Here is how Kirstein assigned intervals to the 16 classes:
class 1 2 3 4 5 6 7 8 9 10 11 12 13 14 15 16
interv 1 2 3 4 5 6 7 8 9-10 11-12 13-15 16-19 20-25 26-38 39-78 79-200
mu-s 31 158 284 347 410 505 632 821 1232 2496
The signal durations turned out to be varying significantly between speakers
and even between different productions of one speaker. As the zero crossings
vary of course with the length of a signal, relative frequencies must be
calculated.
What we have at this point is a 16-dimensional vector representing each
word. Kirstein examines a number of statistical methods that compare
the similarity of two vectors. The one yielding the best results in his
study is a contingency matrix. The method is similar to that employed
by information theorists to calculate the "information transmission rate"
or "Transinformation" (Meyer-Eppler, 1969).
The formula combines input entropy + output entropy - overall entropy
to calculate a measure for the transmitted information
T = Sum_i=1..r ( Sum_j=1..c (p_ij * log_2 (p_ij/(p_i.*p_.j))),
where c, r are columns, rows of the matrix (c: dimension of the vectors,
r: number of vectors to be compared); p_ij are matrix cells, p_i. are
row sums, p_.j column sums.
Kirstein decides to smooth out the vectors (by averaging each element
with its weighted nearest neighbours). This turned out be desastrous
in my implementation, so I left out the smoothing.
III. About my implementation
My main interest was voice recognition in the telephone network, thus
I had to make do with a smaller bandwidth and a sampling rate of around
11 kHz. It is easy to see why the number of possible interval sizes is
reduced to 64 instead of Kirstein's 200 (see the related comments in
the code). Although their classification, that must eventually yield to
the 16-dimensional vector, is quite crucial for the performance of this
method, I must admit I did it quite ad hoc: I printed out a couple of
matrices and decided that they looked characteristical enough...
The performance of my program of course changes considerably with
different CPU speeds, as the sampling frequency is not constant on
different machines. If you do not achieve satisfactory results, try
changing the #define value of CPUSPEED to the tact rate of your machine,
or lower. I didn't test the program on machines other that 286s,
so given the quite different CPU designs it may be possible that you
have to set CPUSPEED to a value that doesn't match that of your computer
at all... The playback rate (that you observe during the training of
words) is no clue here, as of course the recognition depends only on
the recording speed. Just fiddle around with these things a bit.
The "user interface" of the program is so primitive that you will master

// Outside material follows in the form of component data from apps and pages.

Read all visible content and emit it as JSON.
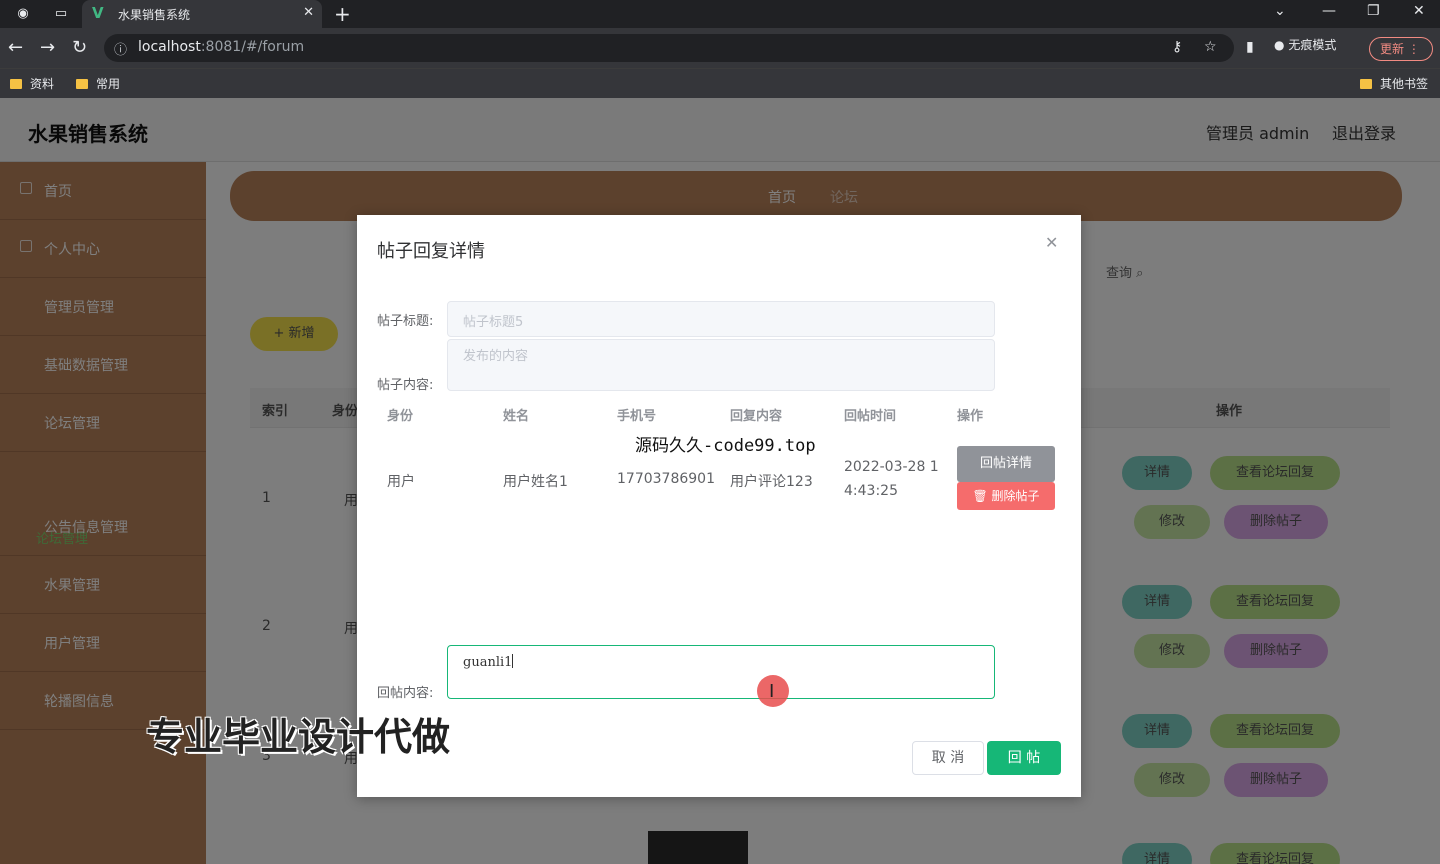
{
  "browser": {
    "tab_title": "水果销售系统",
    "url_host": "localhost",
    "url_rest": ":8081/#/forum",
    "incognito_label": "无痕模式",
    "update_label": "更新",
    "bookmarks": [
      "资料",
      "常用"
    ],
    "other_bookmarks": "其他书签"
  },
  "app": {
    "title": "水果销售系统",
    "user_label": "管理员 admin",
    "logout_label": "退出登录",
    "sidebar": [
      {
        "label": "首页"
      },
      {
        "label": "个人中心"
      },
      {
        "label": "管理员管理"
      },
      {
        "label": "基础数据管理"
      },
      {
        "label": "论坛管理"
      },
      {
        "label": "公告信息管理"
      },
      {
        "label": "水果管理"
      },
      {
        "label": "用户管理"
      },
      {
        "label": "轮播图信息"
      }
    ],
    "sidebar_sub": "论坛管理",
    "breadcrumb": [
      "首页",
      "论坛"
    ],
    "search_label": "查询",
    "add_label": "新增",
    "table_headers": {
      "index": "索引",
      "identity": "身份",
      "ops": "操作"
    },
    "rows": [
      {
        "index": "1",
        "identity": "用"
      },
      {
        "index": "2",
        "identity": "用"
      },
      {
        "index": "3",
        "identity": "用"
      }
    ],
    "row_buttons": {
      "detail": "详情",
      "view_replies": "查看论坛回复",
      "edit": "修改",
      "delete": "删除帖子"
    }
  },
  "dialog": {
    "title": "帖子回复详情",
    "post_title_label": "帖子标题:",
    "post_title_value": "帖子标题5",
    "post_content_label": "帖子内容:",
    "post_content_value": "发布的内容",
    "reply_headers": [
      "身份",
      "姓名",
      "手机号",
      "回复内容",
      "回帖时间",
      "操作"
    ],
    "reply_row": {
      "identity": "用户",
      "name": "用户姓名1",
      "phone": "17703786901",
      "content": "用户评论123",
      "time_line1": "2022-03-28 1",
      "time_line2": "4:43:25"
    },
    "btn_reply_detail": "回帖详情",
    "btn_delete_post": "删除帖子",
    "reply_content_label": "回帖内容:",
    "reply_content_value": "guanli1",
    "btn_cancel": "取 消",
    "btn_submit": "回 帖"
  },
  "overlay_texts": {
    "watermark": "源码久久-code99.top",
    "promo": "专业毕业设计代做"
  }
}
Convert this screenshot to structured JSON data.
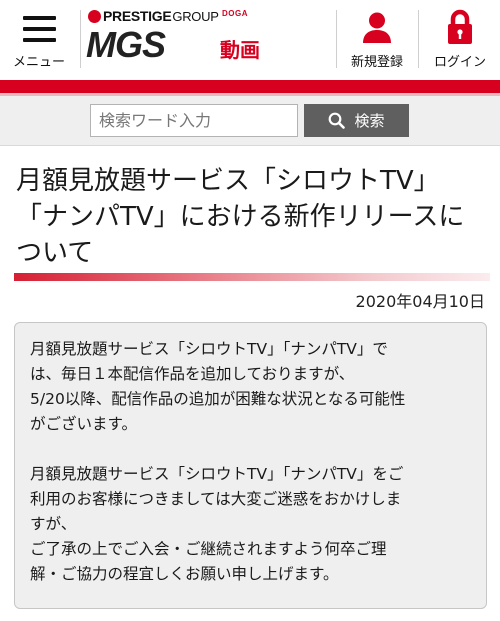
{
  "header": {
    "menu_label": "メニュー",
    "logo": {
      "prestige": "PRESTIGE",
      "group": "GROUP",
      "mgs": "MGS",
      "doga_small": "DOGA",
      "doga": "動画"
    },
    "register_label": "新規登録",
    "login_label": "ログイン",
    "accent_color": "#d8001f"
  },
  "search": {
    "placeholder": "検索ワード入力",
    "value": "",
    "button_label": "検索"
  },
  "article": {
    "title_lines": [
      "月額見放題サービス「シロウトTV」",
      "「ナンパTV」における新作リリースに",
      "ついて"
    ],
    "date": "2020年04月10日",
    "body_lines": [
      "月額見放題サービス「シロウトTV」「ナンパTV」で",
      "は、毎日１本配信作品を追加しておりますが、",
      "5/20以降、配信作品の追加が困難な状況となる可能性",
      "がございます。",
      "月額見放題サービス「シロウトTV」「ナンパTV」をご",
      "利用のお客様につきましては大変ご迷惑をおかけしま",
      "すが、",
      "ご了承の上でご入会・ご継続されますよう何卒ご理",
      "解・ご協力の程宜しくお願い申し上げます。"
    ]
  },
  "icons": {
    "menu": "hamburger-icon",
    "register": "user-icon",
    "login": "lock-icon",
    "search": "magnifier-icon"
  }
}
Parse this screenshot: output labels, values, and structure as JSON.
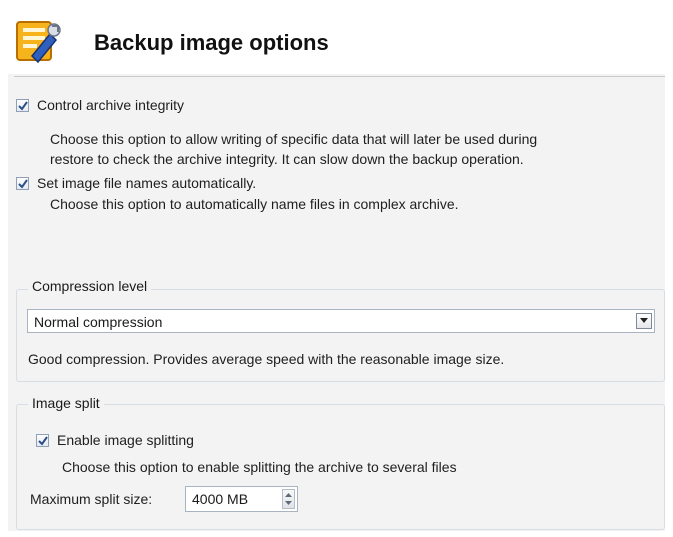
{
  "header": {
    "title": "Backup image options",
    "icon": "wizard-settings-icon"
  },
  "options": {
    "control_integrity": {
      "label": "Control archive integrity",
      "checked": true,
      "description_line1": "Choose this option to allow writing of specific data that will later be used during",
      "description_line2": "restore to check the archive integrity. It can slow down the backup operation."
    },
    "auto_names": {
      "label": "Set image file names automatically.",
      "checked": true,
      "description": "Choose this option to automatically name files in complex archive."
    }
  },
  "compression": {
    "group_label": "Compression level",
    "selected": "Normal compression",
    "description": "Good compression. Provides average speed with the reasonable image size."
  },
  "split": {
    "group_label": "Image split",
    "enable_label": "Enable image splitting",
    "enable_checked": true,
    "description": "Choose this option to enable splitting the archive to several files",
    "max_size_label": "Maximum split size:",
    "max_size_value": "4000 MB"
  },
  "colors": {
    "panel_bg": "#f3f3f3",
    "check_mark": "#2b4f8a",
    "group_border": "#d7dde5"
  }
}
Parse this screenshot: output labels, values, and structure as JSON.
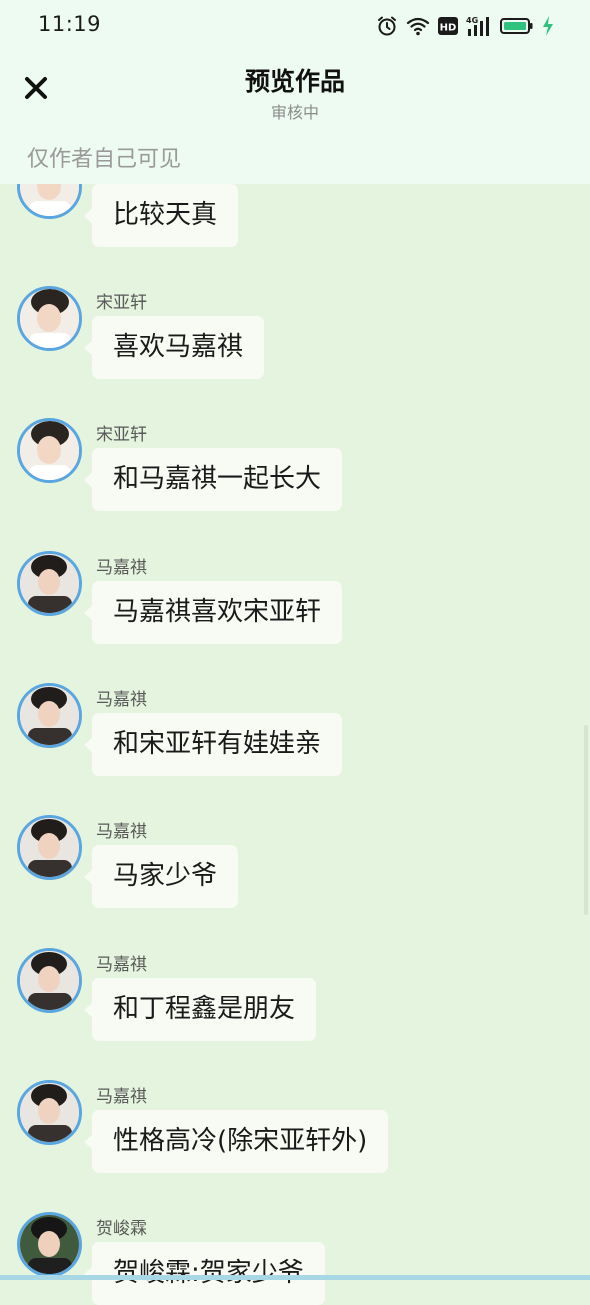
{
  "status_bar": {
    "time": "11:19",
    "hd_label": "HD",
    "network_label": "4G",
    "icons": [
      "alarm-icon",
      "wifi-icon",
      "hd-icon",
      "signal-icon",
      "battery-icon",
      "charging-icon"
    ]
  },
  "header": {
    "title": "预览作品",
    "subtitle": "审核中",
    "close_icon": "close-icon",
    "notice": "仅作者自己可见"
  },
  "colors": {
    "background": "#e4f4de",
    "header_background": "#eefbf2",
    "bubble": "#f7fbf4",
    "avatar_border": "#5aa6e0",
    "battery_fill": "#2ec27e"
  },
  "messages": [
    {
      "sender": "",
      "text": "比较天真",
      "avatar": "avatar-songyaxuan"
    },
    {
      "sender": "宋亚轩",
      "text": "喜欢马嘉祺",
      "avatar": "avatar-songyaxuan"
    },
    {
      "sender": "宋亚轩",
      "text": "和马嘉祺一起长大",
      "avatar": "avatar-songyaxuan"
    },
    {
      "sender": "马嘉祺",
      "text": "马嘉祺喜欢宋亚轩",
      "avatar": "avatar-majiaqi"
    },
    {
      "sender": "马嘉祺",
      "text": "和宋亚轩有娃娃亲",
      "avatar": "avatar-majiaqi"
    },
    {
      "sender": "马嘉祺",
      "text": "马家少爷",
      "avatar": "avatar-majiaqi"
    },
    {
      "sender": "马嘉祺",
      "text": "和丁程鑫是朋友",
      "avatar": "avatar-majiaqi"
    },
    {
      "sender": "马嘉祺",
      "text": "性格高冷(除宋亚轩外)",
      "avatar": "avatar-majiaqi"
    },
    {
      "sender": "贺峻霖",
      "text": "贺峻霖:贺家少爷",
      "avatar": "avatar-hejunlin"
    }
  ]
}
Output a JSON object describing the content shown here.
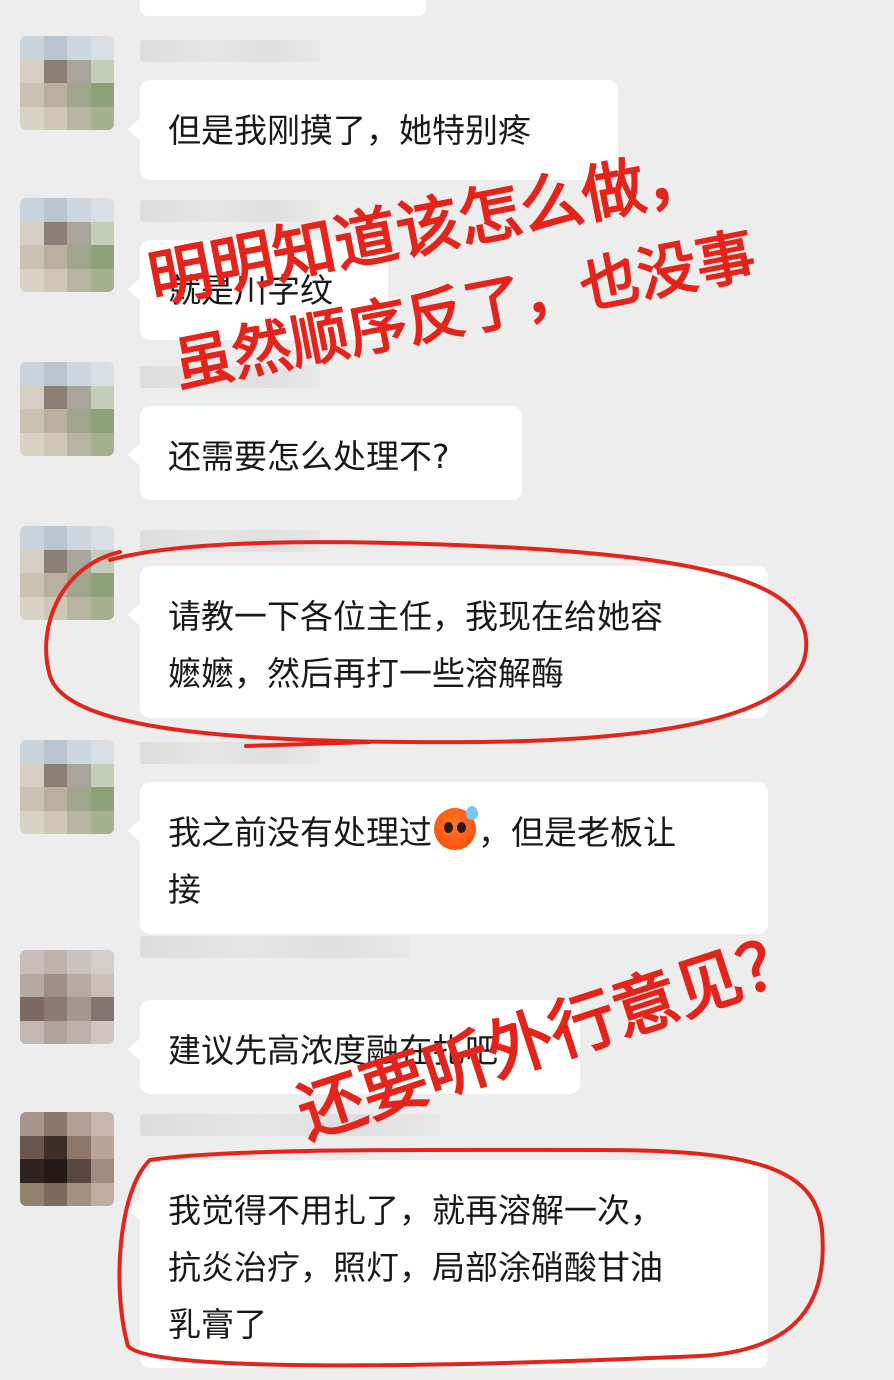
{
  "colors": {
    "chat_background": "#ededed",
    "bubble": "#ffffff",
    "text": "#191919",
    "annotation_red": "#e4231b"
  },
  "messages": [
    {
      "text": "但是我刚摸了，她特别疼"
    },
    {
      "text": "就是川字纹"
    },
    {
      "text": "还需要怎么处理不?"
    },
    {
      "text": "请教一下各位主任，我现在给她容\n嬷嬷，然后再打一些溶解酶"
    },
    {
      "text_before_emoji": "我之前没有处理过",
      "emoji": "flushed-sweat-emoji",
      "text_after_emoji": "，但是老板让\n接"
    },
    {
      "text": "建议先高浓度融在扎吧"
    },
    {
      "text": "我觉得不用扎了，就再溶解一次，\n抗炎治疗，照灯，局部涂硝酸甘油\n乳膏了"
    }
  ],
  "annotations": {
    "line1": "明明知道该怎么做，",
    "line2": "虽然顺序反了，也没事",
    "line3": "还要听外行意见？"
  }
}
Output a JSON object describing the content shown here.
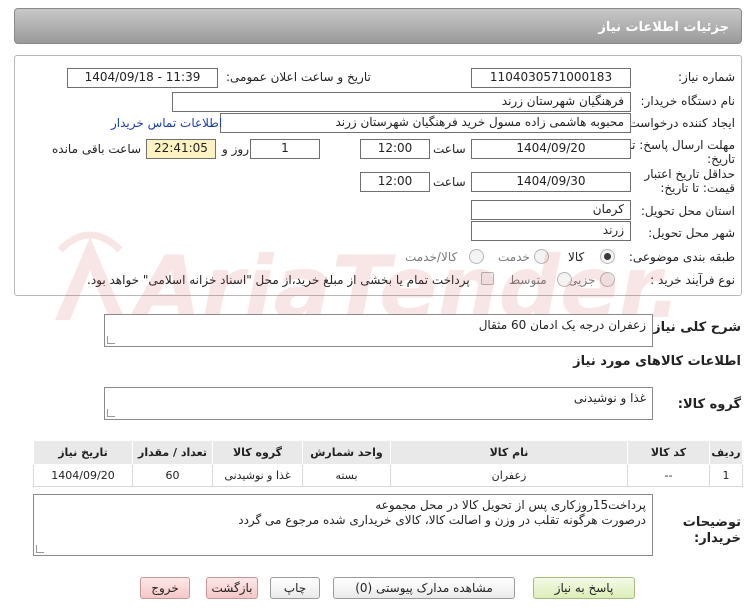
{
  "header": {
    "title": "جزئیات اطلاعات نیاز"
  },
  "form": {
    "need_number": {
      "label": "شماره نیاز:",
      "value": "1104030571000183"
    },
    "announce_datetime": {
      "label": "تاریخ و ساعت اعلان عمومی:",
      "value": "1404/09/18 - 11:39"
    },
    "buyer_org": {
      "label": "نام دستگاه خریدار:",
      "value": "فرهنگیان شهرستان زرند"
    },
    "requester": {
      "label": "ایجاد کننده درخواست:",
      "value": "محبوبه هاشمی زاده مسول خرید فرهنگیان شهرستان زرند",
      "contact_link": "اطلاعات تماس خریدار"
    },
    "deadline": {
      "label_line1": "مهلت ارسال پاسخ: تا",
      "label_line2": "تاریخ:",
      "date": "1404/09/20",
      "time_label": "ساعت",
      "time": "12:00",
      "days": "1",
      "days_label": "روز و",
      "remaining": "22:41:05",
      "remaining_label": "ساعت باقی مانده"
    },
    "price_validity": {
      "label_line1": "حداقل تاریخ اعتبار",
      "label_line2": "قیمت: تا تاریخ:",
      "date": "1404/09/30",
      "time_label": "ساعت",
      "time": "12:00"
    },
    "province": {
      "label": "استان محل تحویل:",
      "value": "کرمان"
    },
    "city": {
      "label": "شهر محل تحویل:",
      "value": "زرند"
    },
    "category": {
      "label": "طبقه بندی موضوعی:",
      "options": [
        "کالا",
        "خدمت",
        "کالا/خدمت"
      ],
      "selected": "کالا"
    },
    "process": {
      "label": "نوع فرآیند خرید :",
      "options": [
        "جزیی",
        "متوسط"
      ],
      "note": "پرداخت تمام یا بخشی از مبلغ خرید،از محل \"اسناد خزانه اسلامی\" خواهد بود."
    }
  },
  "description": {
    "label": "شرح کلی نیاز:",
    "value": "زعفران درجه یک ادمان 60 مثقال"
  },
  "goods_info": {
    "title": "اطلاعات کالاهای مورد نیاز",
    "group_label": "گروه کالا:",
    "group_value": "غذا و نوشیدنی"
  },
  "table": {
    "headers": [
      "ردیف",
      "کد کالا",
      "نام کالا",
      "واحد شمارش",
      "گروه کالا",
      "تعداد / مقدار",
      "تاریخ نیاز"
    ],
    "rows": [
      [
        "1",
        "--",
        "زعفران",
        "بسته",
        "غذا و نوشیدنی",
        "60",
        "1404/09/20"
      ]
    ]
  },
  "buyer_notes": {
    "label_line1": "توضیحات",
    "label_line2": "خریدار:",
    "line1": "پرداخت15روزکاری پس از تحویل کالا در محل مجموعه",
    "line2": "درصورت هرگونه تقلب در وزن و اصالت کالا، کالای خریداری شده مرجوع می گردد"
  },
  "buttons": {
    "reply": "پاسخ به نیاز",
    "attachments": "مشاهده مدارک پیوستی (0)",
    "print": "چاپ",
    "back": "بازگشت",
    "exit": "خروج"
  },
  "watermark": {
    "text": "AriaTender.neT"
  },
  "colors": {
    "header_bg": "#a9a9a9",
    "link": "#1b3ea8",
    "remaining_bg": "#fdf2c2",
    "reply_button": "#dcedb8",
    "exit_button": "#f4c7c7",
    "watermark": "#d0494a"
  }
}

it without my explaining it here. Just note that there are basically
two ways of improving the recognition of a test set:
You can have multiple dictionary entries for different realisations of
one word. You may want to attach different ID strings to the dictionary
entries (like "bravo_1", "bravo_2", "bravo_fast", "bravo_slow"...), so
that you can see how often each of the entries is picked by the program.--
Or you can have the parameter vectors in the dictionary calculated as
the average of two or more (the program supports two only) realisations.
This is what the program means by asking "Would you like another test set
to be averaged with the set entered".
The sound blaster interface "direct.obj" was written by Joel Lucsy of
Vroom Diggy Diggy Software and is part of a Freeware package, "Blast".
I am including only the Blast files necessary to compile my demo. If
you want to use the package for your own programs I suggest you let archie
search your favourite ftp servers for it.
Why am I publishing this demo program? I would like to see people
starting further experiments inspired by the ideas presented here.
The material is free to use and share. I hope you may feel somewhat
obliged to make your enhancements and applications free software, too.
If you have any further questions or comments, you can contact me
by electronic mail at
kiehl@ldv01.uni-trier.de
or by conventional mail
until 06-31-1993 from 07-01-1993
Johannes Kiehl Johannes Kiehl
Postfach 2441 Postfach 2441
D - W 5500 Trier D - 54214 Trier